Every idea is an incitement. 
[Although] eloquence may set fire to Reason we should be eternally vigilant against attempts to check the expression of opinions that we loathe.

Right conclusions are gathered out of a multitude of tongues. 
To many this always will be folly; but we have staked upon it our all.

Oliver Wendell Holmes, Gitlow v. New York (1925); Abrams v. United States (1919)
Learned Hand, United States v. Associated Press (1943)

MRS SATAN MEETS THE DIVINE MARQUIS (sexual freedoms) combines texts by Victoria Woodhull, a 19th-century feminist, with some remarkably similar (and characteristic) excerpts from the 18th-century libertine, the Marquis de Sade.


Je suis une amante libre. 
J'ai le droit inaliénable...et naturel
d'aimer, quelle que soit la durée de mon amour, 
de changer cet amour autant que cela me plaît…

I am a free lover. 
I have an inalienable...and natural right
to love as long or short a period as I can;

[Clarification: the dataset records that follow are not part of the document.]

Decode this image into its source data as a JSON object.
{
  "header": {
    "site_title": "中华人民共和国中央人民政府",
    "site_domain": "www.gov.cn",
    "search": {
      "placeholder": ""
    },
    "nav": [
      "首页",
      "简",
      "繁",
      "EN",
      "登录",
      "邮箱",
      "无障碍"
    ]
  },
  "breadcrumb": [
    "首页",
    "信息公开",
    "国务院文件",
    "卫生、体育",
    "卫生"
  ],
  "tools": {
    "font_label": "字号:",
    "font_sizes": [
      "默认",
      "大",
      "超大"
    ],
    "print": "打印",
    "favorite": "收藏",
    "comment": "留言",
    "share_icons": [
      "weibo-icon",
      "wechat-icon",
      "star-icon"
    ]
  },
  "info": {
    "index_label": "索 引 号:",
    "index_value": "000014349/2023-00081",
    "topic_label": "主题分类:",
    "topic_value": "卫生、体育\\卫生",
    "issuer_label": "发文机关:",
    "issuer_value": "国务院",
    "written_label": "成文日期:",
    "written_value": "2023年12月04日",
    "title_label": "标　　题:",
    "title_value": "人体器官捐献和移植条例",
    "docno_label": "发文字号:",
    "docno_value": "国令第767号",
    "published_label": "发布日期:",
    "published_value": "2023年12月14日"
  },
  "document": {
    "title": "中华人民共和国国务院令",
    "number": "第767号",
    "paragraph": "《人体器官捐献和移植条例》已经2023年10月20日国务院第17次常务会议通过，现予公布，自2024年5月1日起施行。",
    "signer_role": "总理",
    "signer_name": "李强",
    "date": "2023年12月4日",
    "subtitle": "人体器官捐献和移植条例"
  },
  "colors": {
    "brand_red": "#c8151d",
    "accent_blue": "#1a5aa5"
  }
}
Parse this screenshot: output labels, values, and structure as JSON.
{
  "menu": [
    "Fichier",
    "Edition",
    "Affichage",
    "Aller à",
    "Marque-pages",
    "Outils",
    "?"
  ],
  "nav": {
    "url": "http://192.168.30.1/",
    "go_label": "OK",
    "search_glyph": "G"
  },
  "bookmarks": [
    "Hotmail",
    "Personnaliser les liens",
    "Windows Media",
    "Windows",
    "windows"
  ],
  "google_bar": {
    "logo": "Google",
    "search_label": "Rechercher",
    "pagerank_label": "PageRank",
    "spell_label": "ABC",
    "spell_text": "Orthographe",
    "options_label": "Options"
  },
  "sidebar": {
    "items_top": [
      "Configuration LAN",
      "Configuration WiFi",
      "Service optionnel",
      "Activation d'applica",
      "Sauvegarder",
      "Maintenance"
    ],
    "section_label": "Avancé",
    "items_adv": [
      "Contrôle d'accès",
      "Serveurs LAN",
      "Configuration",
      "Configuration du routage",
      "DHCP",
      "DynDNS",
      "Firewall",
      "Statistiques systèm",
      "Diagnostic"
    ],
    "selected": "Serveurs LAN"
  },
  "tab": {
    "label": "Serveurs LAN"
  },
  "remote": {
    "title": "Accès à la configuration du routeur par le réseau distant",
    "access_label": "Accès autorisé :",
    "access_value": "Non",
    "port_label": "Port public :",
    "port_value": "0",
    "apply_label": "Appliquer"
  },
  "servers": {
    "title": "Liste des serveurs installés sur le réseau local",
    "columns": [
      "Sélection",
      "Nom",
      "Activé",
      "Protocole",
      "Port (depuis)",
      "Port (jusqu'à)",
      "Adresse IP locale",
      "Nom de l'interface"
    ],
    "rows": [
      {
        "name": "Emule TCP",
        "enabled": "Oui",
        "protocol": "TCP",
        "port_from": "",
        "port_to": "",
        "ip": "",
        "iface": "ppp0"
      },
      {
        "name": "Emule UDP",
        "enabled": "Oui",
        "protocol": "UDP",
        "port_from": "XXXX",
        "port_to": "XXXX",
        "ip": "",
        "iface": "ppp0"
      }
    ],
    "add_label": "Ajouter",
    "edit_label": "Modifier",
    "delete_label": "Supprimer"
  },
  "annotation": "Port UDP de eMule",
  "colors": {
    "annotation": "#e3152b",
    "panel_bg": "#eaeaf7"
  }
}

to change that love every day if I please…

Victoria Woodhull, American feminist; first woman to hold a chair on the U.S. Stock Exchange; first female candidate for the U.S. Presidency, 1871

l'action de céder à la nature, 
regardée comme un crime chez un peuple captif, ne peut plus l'être chez un peuple libre.

se plaçant d'elles-mêmes au-dessus de l'usage et du préjugé, elles foulent
hardiment aux pieds les fers honteux dont on prétend les asservir; 
elles triompheront bientôt alors de la coutume et de l'opinion...

the act of yielding to Nature's desires, looked upon as a crime by a captive people, can no longer endure as such amongst a free people.

Placing themselves of their own free will above custom and prejudice, may [young women] boldly cast off the shameful chains with which [society] dares to subjugate them; these women will soon triumph over public mores and opinion...

The Marquis Donatien-Alphonse-François de Sade, 1795

MIRACLE FAIR is taken from the magnificent 1986 poem of the same name by the Nobel Laureate Wizslawa Szymborska.

Cud pospolity: 
to, ze dzieje sie wiele cudow pospolitych.

Cud jeden z wielu: 
chmurka zwiewna i mala, 
a potrafi zaslonic duzy ciezki ksiezyc.

Cud pierwszy lepszy: 
krowy sa krowami

Cud bez czarnego fraka i cylindra: 
rozfruwajace sie biale golebie.

Cud, tylko sie rozejrzec: 
wszechobecny swiat.

Cud dodatkowy, jak dodatkowe jest wszystko: 
co nie do pomyslenia
jest do pomyslenia.

The commonplace miracle: 
that so many common miracles take place.

One of many miracles: 
a small and airy cloud
is able to upstage the massive moon.

A miracle in the first place: 
cows will be cows.

A miracle minus top hat and tails: 
fluttering white doves.

A miracle, just take a look around: 
the inescapable earth.

An extra miracle, extra and ordinary:

the unthinkable
can be thought.

Wislawa Szymborska, Polish Poet 1986

Beth Beauchamp